By David Olalekan.
The spokesperson of the Department of International Relations and Cooperation (DIRCO) in South Africa, Clayson Monyela has accused the Nigerian government of overreacting to news of xenophobic attacks in the country.
Monyela wondered why Nigeria was the most vocal on the recent onslaught on foreign nationals in South Africa when not a single Nigerian has been killed in any of the incidents.
In an interview with City Press, the DIRCO spokesman disclosed that the Nigerian envoy which recently visited South Africa were briefed on Nigeria’s overreaction on the matter.
He said, “Ten out of the 12 people killed during the public violence are South Africans and two Zimbabweans. They were told ‘not a single Nigerian was killed yet your country is the most vocal’.
“A challenge was thrown back at them (the Nigerian envoy) to play their part in addressing the big challenge of international migration.”
Monyela noted that South Africa, just like the UK and the United States was overburdened with the responsibility of hosting foreign nationals, while criticizing countries with high migration issues for failing to create a conducive environment that will prevent their citizens from leaving in droves.
“The problem is that sending countries do not help much in creating a conducive environment that will not force citizens to leave their countries in droves and only speak out when there is a problem in the receiving country.
“It is a problem not only South Africa but in the UK, US and other countries which are overburdened with the responsibility of hosting foreign nationals”, he said.
Reacting to the Federal Government’s demand for compensation of Nigerian victims in South Africa, he said the Nigerian envoy were reminded that South African businesses were also attacked in reprisal attacks in Nigeria, and such, should be compensated as well.
“We said to them, in South Africa we expected businesses to be registered and pay tax and that they should advise those affected to produce all the documents so we can help them claim from insurances as it is also expected of businesses to take liability insurance.
“There were those reprisal attacks on South African businesses, and we told them ‘if you raise compensation, we will also raise it in your country’.
“Diplomatic ties remain strong.
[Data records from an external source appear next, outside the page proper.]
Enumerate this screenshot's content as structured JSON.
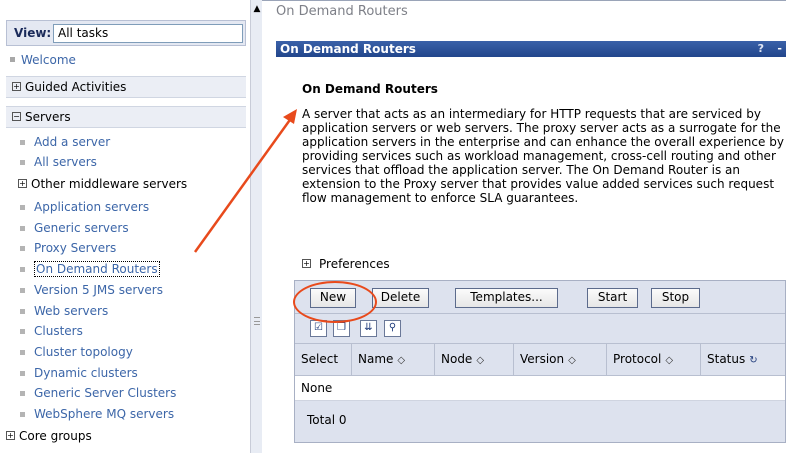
{
  "nav": {
    "view_label": "View:",
    "view_value": "All tasks",
    "welcome": "Welcome",
    "guided_activities": "Guided Activities",
    "servers": "Servers",
    "server_items": [
      "Add a server",
      "All servers",
      "Other middleware servers",
      "Application servers",
      "Generic servers",
      "Proxy Servers",
      "On Demand Routers",
      "Version 5 JMS servers",
      "Web servers",
      "Clusters",
      "Cluster topology",
      "Dynamic clusters",
      "Generic Server Clusters",
      "WebSphere MQ servers",
      "Core groups"
    ]
  },
  "breadcrumb": "On Demand Routers",
  "panel": {
    "bar_title": "On Demand Routers",
    "help": "?",
    "minimize": "-",
    "title": "On Demand Routers",
    "description": "A server that acts as an intermediary for HTTP requests that are serviced by application servers or web servers. The proxy server acts as a surrogate for the application servers in the enterprise and can enhance the overall experience by providing services such as workload management, cross-cell routing and other services that offload the application server. The On Demand Router is an extension to the Proxy server that provides value added services such request flow management to enforce SLA guarantees.",
    "preferences": "Preferences"
  },
  "toolbar": {
    "new": "New",
    "delete": "Delete",
    "templates": "Templates...",
    "start": "Start",
    "stop": "Stop"
  },
  "table": {
    "columns": [
      "Select",
      "Name",
      "Node",
      "Version",
      "Protocol",
      "Status"
    ],
    "empty_text": "None",
    "total": "Total 0"
  },
  "colors": {
    "accent": "#22468c",
    "link": "#3c66a8",
    "annotation": "#e84a1c"
  }
}
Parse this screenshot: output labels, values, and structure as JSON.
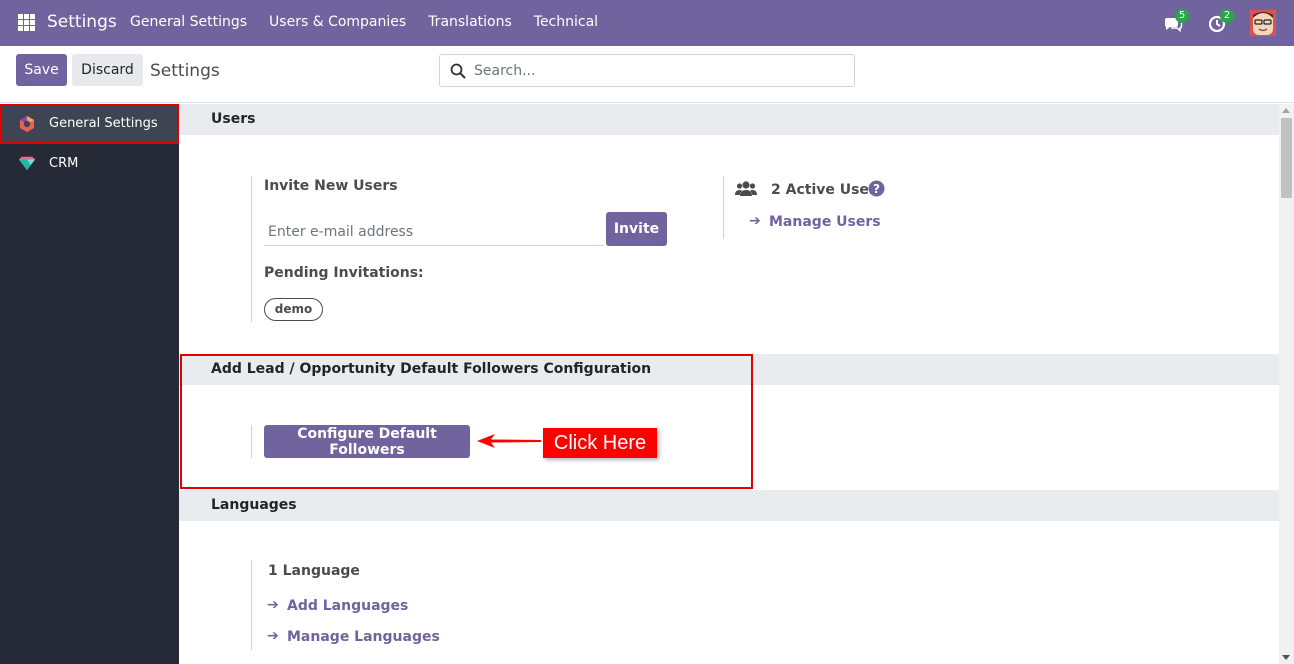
{
  "navbar": {
    "app_name": "Settings",
    "menu": [
      "General Settings",
      "Users & Companies",
      "Translations",
      "Technical"
    ],
    "chat_count": "5",
    "activity_count": "2"
  },
  "control_panel": {
    "save_label": "Save",
    "discard_label": "Discard",
    "title": "Settings",
    "search_placeholder": "Search..."
  },
  "sidebar": {
    "items": [
      {
        "label": "General Settings",
        "icon": "settings-hexagon-icon",
        "active": true
      },
      {
        "label": "CRM",
        "icon": "crm-gem-icon",
        "active": false
      }
    ]
  },
  "users_section": {
    "title": "Users",
    "invite_label": "Invite New Users",
    "email_placeholder": "Enter e-mail address",
    "invite_button": "Invite",
    "pending_label": "Pending Invitations:",
    "pending_tags": [
      "demo"
    ],
    "active_users": "2 Active User",
    "manage_users": "Manage Users"
  },
  "followers_section": {
    "title": "Add Lead / Opportunity Default Followers Configuration",
    "configure_button": "Configure Default Followers",
    "callout": "Click Here"
  },
  "languages_section": {
    "title": "Languages",
    "count": "1 Language",
    "add_languages": "Add Languages",
    "manage_languages": "Manage Languages"
  },
  "colors": {
    "brand": "#71639e",
    "sidebar_bg": "#262a36",
    "highlight": "#e30000"
  }
}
This is why Nigerian President Muhammadu Buhari is still coming to South Africa on a state visit from October 3.
“Nigeria and South Africa are the biggest economies on the continent and any squabble between the two does not help Africa”, Monyela said.